Sadly, despite Mr. Cameron’s laudable attempts to keep us in Europe, he has been thwarted by the Europeans and their reluctance to give him some meaningful concessions with which to empower his ‘staying-in’ campaign and they have only themselves to blame if the Referendum result goes ‘pear-shaped.’ Despite the dismissive comments by the PM and Boris Johnson, in respect of a second referendum, after the shock of Brexit and during the discussions about trade agreements, don’t think that the conversation of a second Referendum will not be brought up.
Where are the Referendums of the other European countries, apart from Ireland? With the amount of ceding of sovereign powers that is involved in Europe today and all the more so with a Federal Europe, surely the ‘wider public’ of the EU, is entitled to their say? We know the answer, don’t we? Europe is a ‘top down’ revolution, where the unelected and unaccountable Bureaucrats decide the fate of the 500million population who will never be consulted Democratically, for fear of provoking the wrong result.
Doomsters said, at the time, that failure to join the Euro would make us ‘far worse off’ and we would be left as ‘Little Englanders’ with a tiny, irrelevant currency in World terms. How wrong were they? Remaining ‘Out’ was the best decision we ever have made and once again sanity should prevail in this Referendum when I hope the ‘Great British Public’ will at last ‘grasp the nettle’ by leaving the Euro quagmire to the Europhiles.
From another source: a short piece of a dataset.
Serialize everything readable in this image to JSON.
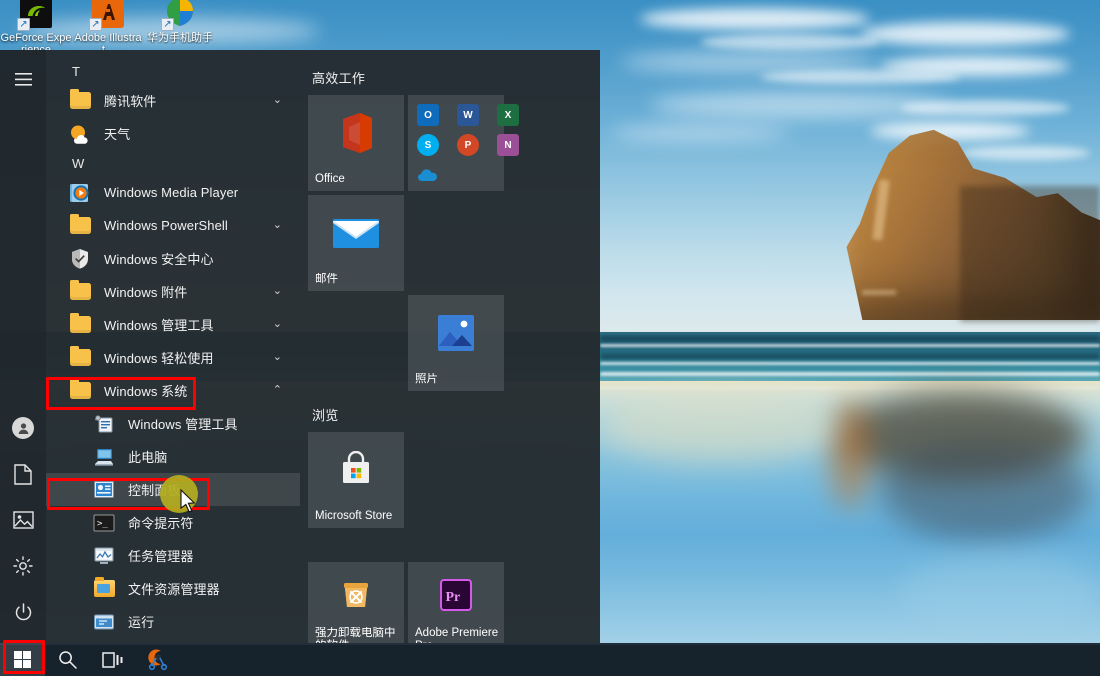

Thank goodness our Economy is closer to the American model than that of Europe, as such, we have 50% of the European average unemployment rate and our economy is growing at double the speed.
We proudly stood defiant against the most fearsome and oppressive regime in World War II, despite being totally under resourced and we were victorious as a result.
We think, behave and govern ourselves differently to that of Europe and we should have greater belief in our own ability, since no one will protect our future and control our own destiny better than ourselves. The only way we can do this is by staying out.